The Ice Cream Upgrade You Need For Thick, Creamy Milkshakes

Imagine this: It's summer, the sun is shining, and you're cooling off with a thick, frozen, creamy milkshake. Is there anything more satisfying? To make a milkshake you'll think about for weeks and want to whip up on repeat, you don't need to learn from grizzled soda jerks or own any bougie milk shake-making equipment. This incredibly cool and exceedingly simple upgrade is all about the frozen stuff.


Despite what the treat's name might imply, the star of any milkshake is the ice cream. So, for the creamiest, dreamiest milkshake you've ever had, you should pay attention to both the quality and quantity of scoops you're using. The secret to the most decadent shake is using a better quality ice cream, and far more of it than you might think, versus just using up whatever errant pint or tub you happen to have left in the bottom of the freezer. Plan to load up your blender or milkshake maker with well beyond a single scoop. Even two scoops can become watered down and lost in all the milk, resulting in a runny, bland milkshake that wouldn't bring anyone to the yard.

Get choosy about the quality of ice cream and milk

To get serious about your milkshake quality, you need to be mindful of your components. This is the time to be a snob about choosing the best brand of ice cream with the best ingredients. In your local grocery store ice cream aisle, you're presented with a wide range of brands, flavors, and dairy bases. Many of the more affordable or big brand name ice creams can be chock full of high fructose corn syrup, additional sweeteners, artificial flavors, and even lots of added air, in the case of the lower calorie or cheaper pint options. None of these are optimal when making milkshakes, as the super high sugar content can be unpleasant, and lighter ice creams won't yield the fatty richness you need. 


Additions like cookie dough, Oreo chunks, and the like will get pulverized into a somewhat gritty texture, so it's best to stick to plain flavors or those with soft mix-ins like caramel for the most velvety smooth mix. A higher fat content is paramount to achieving the best flavor and consistency, both for the ice cream and the milk you choose. Look for pints made with whole milk (or coconut or oat milk if you're dairy-free). Similarly, use full-fat milk or even heavy cream, or, if you eat a plant-based diet, opt for oat or coconut milk over waterier almond milk. Blending your shakes with these richer milks will give you the thickest frozen treats possible.

Use many more scoops than you think you need

For the densest, creamiest milkshake, you should be chasing a consistency far closer to ice cream than milk. Think of the extremely thick concoctions from certain fast food chains — these types of shakes are verging on solid rather than liquid. Depending on personal preference, you might still want an easily slurpable shake, but it should ideally have some resistance and a texture that can be enjoyed with either a straw or a spoon. 

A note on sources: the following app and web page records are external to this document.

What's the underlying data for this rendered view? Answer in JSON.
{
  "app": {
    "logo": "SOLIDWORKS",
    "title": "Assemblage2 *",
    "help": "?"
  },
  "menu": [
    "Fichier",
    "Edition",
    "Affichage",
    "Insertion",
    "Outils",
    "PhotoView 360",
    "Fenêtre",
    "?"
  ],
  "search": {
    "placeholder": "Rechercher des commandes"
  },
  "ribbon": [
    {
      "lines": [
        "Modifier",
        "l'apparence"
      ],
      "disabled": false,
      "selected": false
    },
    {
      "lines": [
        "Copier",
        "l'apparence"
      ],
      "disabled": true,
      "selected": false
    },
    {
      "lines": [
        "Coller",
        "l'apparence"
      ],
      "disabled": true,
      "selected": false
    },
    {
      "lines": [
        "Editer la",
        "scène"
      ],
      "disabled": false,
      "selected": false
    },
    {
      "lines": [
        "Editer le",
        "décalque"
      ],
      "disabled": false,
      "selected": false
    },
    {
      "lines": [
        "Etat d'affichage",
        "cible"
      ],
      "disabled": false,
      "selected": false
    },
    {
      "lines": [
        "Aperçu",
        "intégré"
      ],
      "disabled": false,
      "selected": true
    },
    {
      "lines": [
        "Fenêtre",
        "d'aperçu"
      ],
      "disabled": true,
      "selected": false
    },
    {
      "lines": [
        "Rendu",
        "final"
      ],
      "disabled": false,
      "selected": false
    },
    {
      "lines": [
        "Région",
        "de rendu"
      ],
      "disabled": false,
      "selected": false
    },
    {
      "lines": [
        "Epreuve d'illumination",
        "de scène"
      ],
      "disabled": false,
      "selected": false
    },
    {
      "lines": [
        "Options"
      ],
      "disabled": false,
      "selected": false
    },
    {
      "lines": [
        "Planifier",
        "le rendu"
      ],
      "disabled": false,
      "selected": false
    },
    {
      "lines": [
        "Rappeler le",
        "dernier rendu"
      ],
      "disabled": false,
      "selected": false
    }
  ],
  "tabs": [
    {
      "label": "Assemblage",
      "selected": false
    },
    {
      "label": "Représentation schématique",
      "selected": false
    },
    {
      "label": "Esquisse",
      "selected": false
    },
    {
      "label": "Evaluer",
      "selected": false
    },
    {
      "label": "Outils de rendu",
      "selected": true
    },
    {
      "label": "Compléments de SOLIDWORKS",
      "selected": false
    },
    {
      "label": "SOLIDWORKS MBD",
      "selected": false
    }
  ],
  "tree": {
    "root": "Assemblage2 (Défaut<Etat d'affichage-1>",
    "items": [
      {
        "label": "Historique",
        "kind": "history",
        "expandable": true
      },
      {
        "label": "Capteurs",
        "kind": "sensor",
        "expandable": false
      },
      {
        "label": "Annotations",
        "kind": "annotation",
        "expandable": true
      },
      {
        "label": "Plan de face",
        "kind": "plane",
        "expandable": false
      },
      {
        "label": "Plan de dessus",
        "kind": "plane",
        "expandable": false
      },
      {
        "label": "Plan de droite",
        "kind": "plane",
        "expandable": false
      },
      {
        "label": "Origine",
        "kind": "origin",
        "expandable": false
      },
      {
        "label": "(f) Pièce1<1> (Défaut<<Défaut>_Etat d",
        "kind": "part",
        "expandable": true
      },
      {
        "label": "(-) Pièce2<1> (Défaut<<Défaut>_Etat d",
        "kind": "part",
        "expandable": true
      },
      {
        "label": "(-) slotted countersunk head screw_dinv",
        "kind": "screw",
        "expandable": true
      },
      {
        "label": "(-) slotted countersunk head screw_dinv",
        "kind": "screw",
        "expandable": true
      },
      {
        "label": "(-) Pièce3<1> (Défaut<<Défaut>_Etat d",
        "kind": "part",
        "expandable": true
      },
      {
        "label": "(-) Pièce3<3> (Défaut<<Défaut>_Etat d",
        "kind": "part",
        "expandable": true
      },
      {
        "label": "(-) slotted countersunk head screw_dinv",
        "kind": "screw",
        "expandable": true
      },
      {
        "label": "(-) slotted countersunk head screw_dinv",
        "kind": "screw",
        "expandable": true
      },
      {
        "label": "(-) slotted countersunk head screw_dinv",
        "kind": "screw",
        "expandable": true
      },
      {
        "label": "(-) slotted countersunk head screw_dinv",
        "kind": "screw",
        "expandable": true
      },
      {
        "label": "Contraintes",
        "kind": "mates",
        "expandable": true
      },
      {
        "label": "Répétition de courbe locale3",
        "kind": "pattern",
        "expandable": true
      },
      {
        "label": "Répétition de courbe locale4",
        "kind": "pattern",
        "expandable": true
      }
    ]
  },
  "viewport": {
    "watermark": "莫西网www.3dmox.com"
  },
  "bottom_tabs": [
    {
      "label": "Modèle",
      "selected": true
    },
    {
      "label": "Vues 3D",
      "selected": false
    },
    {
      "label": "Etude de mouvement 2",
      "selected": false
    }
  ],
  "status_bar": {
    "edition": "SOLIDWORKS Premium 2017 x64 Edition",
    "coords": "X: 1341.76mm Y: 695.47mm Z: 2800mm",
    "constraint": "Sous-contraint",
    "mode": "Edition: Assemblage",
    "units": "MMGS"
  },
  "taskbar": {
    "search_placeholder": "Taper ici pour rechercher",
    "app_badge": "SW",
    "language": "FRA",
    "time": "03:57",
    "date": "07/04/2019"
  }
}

To achieve this level of viscosity, load up your blender cup with at least four hefty scoops of ice cream — close to a pint's worth. For a restaurant-quality shake, you can't skimp on the scoops. Even if you choose a high-quality ice cream with less sugar, you'll still want to steer clear of excessively sugary add-ins like artificially flavored fudge to maintain your shake's integrity. Try other creative additions instead — like fresh fruit, smooth organic peanut butter, or a spoonful of malted milk powder for a whole different flavor from a standard shake. Or, pour in a bit of the hard stuff for an adults-only boozy milkshake.